"Huh." I looked over at the fridge. "No, I don't think he's tall enough to reach the water button. And the fridge is directly across from the dishwasher, so the dishwasher could just as easily be the culprit."


So we never did figure it out.

The next day I tempted Alex with his favorite thing: a small, cardboard box with treats inside. He loves to rip up cardboard boxes, an activity that is made even more pleasureable when there are treats at the end.

He still couldn't make himself enter the kitchen. That's when you know it's serious.

Oh, box!
So close, yet so far away.

Don't you want to come out here,
where it's safe?

Right, my phobia will magically disappear
because your hand is on the box.
Let's put 'Dog Whisperer' on your business card!

Might as well get comfortable.
At a
safe distance, of course.



Friday, November 03, 2006


It's time to play a game!

No, not the one about M and the sink trap. I'm talking about the In Your Humble Opinion game!

Topic of the day: Tardiness at work.

I heard a very lively debate about this recently. Personally, I'm rarely late for work. If I am, it's usually because a driver has crashed his car for any of the following reasons:

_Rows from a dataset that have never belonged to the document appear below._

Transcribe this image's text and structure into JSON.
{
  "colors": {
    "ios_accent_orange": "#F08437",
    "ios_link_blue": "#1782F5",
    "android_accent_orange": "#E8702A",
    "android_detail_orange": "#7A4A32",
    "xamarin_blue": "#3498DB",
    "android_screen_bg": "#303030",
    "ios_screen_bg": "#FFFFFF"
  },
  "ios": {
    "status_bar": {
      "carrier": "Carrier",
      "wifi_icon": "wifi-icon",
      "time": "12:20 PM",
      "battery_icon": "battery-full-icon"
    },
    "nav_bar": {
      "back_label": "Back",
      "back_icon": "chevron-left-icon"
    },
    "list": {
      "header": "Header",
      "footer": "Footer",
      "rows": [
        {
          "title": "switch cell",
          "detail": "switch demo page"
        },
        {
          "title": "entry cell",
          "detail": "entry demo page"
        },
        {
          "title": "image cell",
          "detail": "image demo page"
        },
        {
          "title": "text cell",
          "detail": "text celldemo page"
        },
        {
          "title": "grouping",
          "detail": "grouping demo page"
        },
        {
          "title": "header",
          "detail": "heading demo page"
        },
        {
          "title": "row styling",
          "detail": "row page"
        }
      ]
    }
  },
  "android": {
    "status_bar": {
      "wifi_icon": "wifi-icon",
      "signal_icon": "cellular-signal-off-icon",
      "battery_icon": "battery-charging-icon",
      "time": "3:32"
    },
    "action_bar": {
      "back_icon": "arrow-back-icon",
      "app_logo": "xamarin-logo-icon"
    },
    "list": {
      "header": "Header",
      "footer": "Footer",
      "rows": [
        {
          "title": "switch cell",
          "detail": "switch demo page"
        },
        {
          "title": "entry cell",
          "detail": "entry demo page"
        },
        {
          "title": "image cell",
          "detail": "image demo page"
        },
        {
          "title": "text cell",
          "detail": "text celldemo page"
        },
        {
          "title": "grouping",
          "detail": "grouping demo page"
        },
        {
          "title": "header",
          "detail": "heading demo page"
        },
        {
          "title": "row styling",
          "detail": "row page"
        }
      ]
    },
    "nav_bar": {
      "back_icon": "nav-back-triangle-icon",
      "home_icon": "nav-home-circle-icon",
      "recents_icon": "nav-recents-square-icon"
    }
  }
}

- It's raining.
- It's not raining.
- It's sunny.
- It's dark.
- It's snowing.
- It looks like it might snow.
- I swear to god I just saw a flake.
- Bob Ryan said the word 'snow' on the news last night.
- The sky sure has that funny look, the look it gets when it's about to snow!

Or it could be because:

- His cell phone is so much more entertaining than watching the fucking road.

Wait, what was I saying? Oh, yes. Tardiness.

See what just happened? I was all set to discuss a perfectly good topic and then I got completely sidetracked. Blast you, DC traffic! You're like a dysfunctional boyfriend that I can't stop thinking about, can't leave, because I need the dysfunction.

This time I'm leaving for good! I shan't think of you again.

Until Monday.

My love.

So anyway, yes. I'm usually on time for work. But personally, I don't care if you're not there at 8:00 sharp, so long as I'm not inconvenienced by it and our department can still provide good service.

Others feel:

a) A strong dislike of "clock-watchers"
b) A strong dislike of people who don't watch the clock
b) That being 10-15 minutes late is acceptable
c) That if you'll be more than 10-15 minutes late, you should call the office
c) That it's perfectly fine to stroll in 30+ minutes late every day

I don't know. I can understand all of these viewpoints, but is one more right than the others? As I said, the conversation I heard on this topic got very heated. Maybe it's a hot topic, or maybe people were just angry about the horrible traffic jam that morning, which I strongly suspect was caused by the guy who was trying to trim his nose hairs while driving.

Yeah, I saw you, buddy. Not pretty.

Wednesday, November 01, 2006

Happy Howloween

After some poking...
...and prodding...

...Alex tolerated his Halloween costume.

Hey, guess what I am? A dog wearing a
Halloween bandana! REAL CREATIVE, people.

Get a damn kid already.